The possibility that absorptions arising from molecular vibrations should inherently exhibit circular dichroic character was first considered theoretically in 1968 for a model helical polymer.1 Experimental measurements, however, were not a trivial matter. The first experimental vibrational circular dichroism (VCD) spectra were reported in 1972 for a complex of Pr3+ with L-tartrate, and in 1973 for crystalline a-NiSO4.6H2O.2,3 The first reports of VCD applied to biopolymers appeared in 1981 for polypeptides, and in 1987 for DNA.4,5 Thereafter, the groups of T.A. Keiderling and M. Diem explored in a flurry of activity the origin of VCD signals in DNA, as well as a number of fundamental aspects of DNA structure.6,7.
In our laboratory, we began to investigate DNA structure and dynamics by VCD spectroscopy in 1993. In this report, we summarize the highlights of our journey, using our observations as examples of characteristic VCD features that result from differing nucleobase sequences, interaction with divalent and trivalent metal ions, selected drug molecules, RNA-DNA hybrids, and parallel stranded DNA. The underlying objectives of this report are to emphasize particular strengths as well as weaknesses of this relatively new spectroscopic technique, and whether and in what respect it might become an effective tool for elucidating DNA structures and dynamics.
1. C.W. Deutsche and A. Moscowitz, J. Chem. Phys. 49, 3257-3272 (1968); ibid. 53, 2630-2644 (1970).

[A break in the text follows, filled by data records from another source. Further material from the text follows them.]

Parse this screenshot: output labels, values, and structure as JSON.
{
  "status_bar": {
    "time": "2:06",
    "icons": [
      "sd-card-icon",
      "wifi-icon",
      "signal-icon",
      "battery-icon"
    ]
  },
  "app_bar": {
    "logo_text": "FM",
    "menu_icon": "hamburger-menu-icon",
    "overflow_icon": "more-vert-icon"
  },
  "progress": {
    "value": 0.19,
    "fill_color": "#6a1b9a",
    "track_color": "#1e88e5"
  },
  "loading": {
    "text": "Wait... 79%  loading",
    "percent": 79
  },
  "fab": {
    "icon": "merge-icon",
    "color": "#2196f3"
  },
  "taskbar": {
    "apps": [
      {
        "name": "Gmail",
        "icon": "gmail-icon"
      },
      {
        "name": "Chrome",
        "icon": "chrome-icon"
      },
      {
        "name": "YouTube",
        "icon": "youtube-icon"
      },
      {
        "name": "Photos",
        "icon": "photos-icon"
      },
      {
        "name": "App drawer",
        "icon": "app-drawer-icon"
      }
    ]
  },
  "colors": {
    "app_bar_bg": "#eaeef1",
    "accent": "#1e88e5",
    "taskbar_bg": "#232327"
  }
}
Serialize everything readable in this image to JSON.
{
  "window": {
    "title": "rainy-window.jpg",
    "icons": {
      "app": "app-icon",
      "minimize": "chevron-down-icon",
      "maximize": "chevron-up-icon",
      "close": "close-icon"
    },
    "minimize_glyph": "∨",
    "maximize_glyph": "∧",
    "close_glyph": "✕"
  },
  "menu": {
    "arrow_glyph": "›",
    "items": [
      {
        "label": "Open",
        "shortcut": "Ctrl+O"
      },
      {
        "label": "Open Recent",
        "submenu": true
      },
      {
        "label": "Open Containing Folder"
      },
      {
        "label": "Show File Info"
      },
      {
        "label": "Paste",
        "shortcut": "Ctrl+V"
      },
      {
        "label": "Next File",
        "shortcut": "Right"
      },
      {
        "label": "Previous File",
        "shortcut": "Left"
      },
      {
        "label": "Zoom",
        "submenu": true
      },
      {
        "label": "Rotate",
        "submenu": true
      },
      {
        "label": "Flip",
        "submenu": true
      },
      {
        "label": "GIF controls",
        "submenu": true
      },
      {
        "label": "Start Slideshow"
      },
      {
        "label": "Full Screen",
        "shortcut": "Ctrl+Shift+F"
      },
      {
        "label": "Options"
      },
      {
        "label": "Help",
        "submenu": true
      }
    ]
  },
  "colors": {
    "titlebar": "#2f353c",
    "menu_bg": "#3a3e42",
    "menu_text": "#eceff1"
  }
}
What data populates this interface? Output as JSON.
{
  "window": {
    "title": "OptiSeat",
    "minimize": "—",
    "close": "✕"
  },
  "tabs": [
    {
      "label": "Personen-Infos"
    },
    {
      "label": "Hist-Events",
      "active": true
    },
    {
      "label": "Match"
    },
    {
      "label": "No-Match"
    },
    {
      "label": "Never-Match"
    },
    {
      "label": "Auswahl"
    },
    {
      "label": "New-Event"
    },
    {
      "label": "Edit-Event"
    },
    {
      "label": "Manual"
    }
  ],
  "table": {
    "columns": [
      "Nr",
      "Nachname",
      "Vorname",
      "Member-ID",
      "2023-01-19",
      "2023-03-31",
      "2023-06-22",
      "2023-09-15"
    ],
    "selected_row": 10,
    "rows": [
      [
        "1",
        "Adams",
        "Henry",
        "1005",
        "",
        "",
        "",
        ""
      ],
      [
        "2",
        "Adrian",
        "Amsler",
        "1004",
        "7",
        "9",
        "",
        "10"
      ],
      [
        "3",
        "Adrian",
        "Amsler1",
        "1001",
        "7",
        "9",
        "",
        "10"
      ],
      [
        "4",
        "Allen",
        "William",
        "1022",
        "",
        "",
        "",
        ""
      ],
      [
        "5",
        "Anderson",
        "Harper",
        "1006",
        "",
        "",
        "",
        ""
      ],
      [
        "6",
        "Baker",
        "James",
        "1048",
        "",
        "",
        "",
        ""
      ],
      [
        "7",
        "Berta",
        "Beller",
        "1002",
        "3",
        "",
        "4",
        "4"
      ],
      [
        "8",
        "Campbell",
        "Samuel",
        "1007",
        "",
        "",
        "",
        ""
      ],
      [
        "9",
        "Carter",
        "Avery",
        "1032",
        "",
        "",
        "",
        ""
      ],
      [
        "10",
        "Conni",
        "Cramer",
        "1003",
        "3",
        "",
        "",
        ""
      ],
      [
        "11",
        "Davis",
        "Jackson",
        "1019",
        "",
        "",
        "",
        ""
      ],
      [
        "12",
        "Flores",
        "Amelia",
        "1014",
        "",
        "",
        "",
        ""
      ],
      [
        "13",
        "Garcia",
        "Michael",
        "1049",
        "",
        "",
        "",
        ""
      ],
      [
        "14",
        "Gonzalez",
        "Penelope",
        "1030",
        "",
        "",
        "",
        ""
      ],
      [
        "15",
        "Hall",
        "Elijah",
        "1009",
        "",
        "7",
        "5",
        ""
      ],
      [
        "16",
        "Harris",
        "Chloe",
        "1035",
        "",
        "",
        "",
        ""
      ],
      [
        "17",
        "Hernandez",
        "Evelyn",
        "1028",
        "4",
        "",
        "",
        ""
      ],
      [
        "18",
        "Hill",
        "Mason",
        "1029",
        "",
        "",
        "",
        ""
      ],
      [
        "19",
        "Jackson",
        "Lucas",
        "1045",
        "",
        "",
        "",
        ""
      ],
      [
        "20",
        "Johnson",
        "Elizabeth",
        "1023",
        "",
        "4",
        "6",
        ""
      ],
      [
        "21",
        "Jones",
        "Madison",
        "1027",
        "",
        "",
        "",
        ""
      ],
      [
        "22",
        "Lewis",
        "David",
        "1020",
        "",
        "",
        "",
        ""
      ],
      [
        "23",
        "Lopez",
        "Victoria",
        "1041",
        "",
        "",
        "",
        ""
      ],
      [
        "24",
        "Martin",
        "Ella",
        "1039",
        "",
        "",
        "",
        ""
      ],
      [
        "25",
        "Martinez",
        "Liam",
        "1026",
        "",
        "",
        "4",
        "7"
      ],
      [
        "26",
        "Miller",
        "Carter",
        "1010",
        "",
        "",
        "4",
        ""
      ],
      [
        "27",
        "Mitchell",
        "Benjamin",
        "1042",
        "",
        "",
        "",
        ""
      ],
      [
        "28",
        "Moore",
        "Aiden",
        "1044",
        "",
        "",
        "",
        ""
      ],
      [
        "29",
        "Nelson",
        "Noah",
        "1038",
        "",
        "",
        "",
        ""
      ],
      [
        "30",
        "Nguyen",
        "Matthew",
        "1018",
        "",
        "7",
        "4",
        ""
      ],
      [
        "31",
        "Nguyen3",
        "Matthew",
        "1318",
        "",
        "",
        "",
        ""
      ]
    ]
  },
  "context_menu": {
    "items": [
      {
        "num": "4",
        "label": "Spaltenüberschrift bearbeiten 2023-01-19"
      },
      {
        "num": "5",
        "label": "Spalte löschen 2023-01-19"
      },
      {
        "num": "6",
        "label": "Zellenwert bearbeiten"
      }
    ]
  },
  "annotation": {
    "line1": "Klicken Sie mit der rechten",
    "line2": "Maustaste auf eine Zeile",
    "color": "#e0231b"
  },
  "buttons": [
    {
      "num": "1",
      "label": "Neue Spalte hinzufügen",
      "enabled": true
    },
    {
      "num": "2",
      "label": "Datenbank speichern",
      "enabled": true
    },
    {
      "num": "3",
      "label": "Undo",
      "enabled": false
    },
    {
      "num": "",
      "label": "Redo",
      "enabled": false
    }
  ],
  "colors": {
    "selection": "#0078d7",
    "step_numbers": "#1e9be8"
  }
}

H. Wieser, V. Andrushchenko, M. Krasteva, V.Maharaj , A. Pandyra, D. Tsankov and J.H. van de Sande1
Department of Chemistry, Faculty of Science,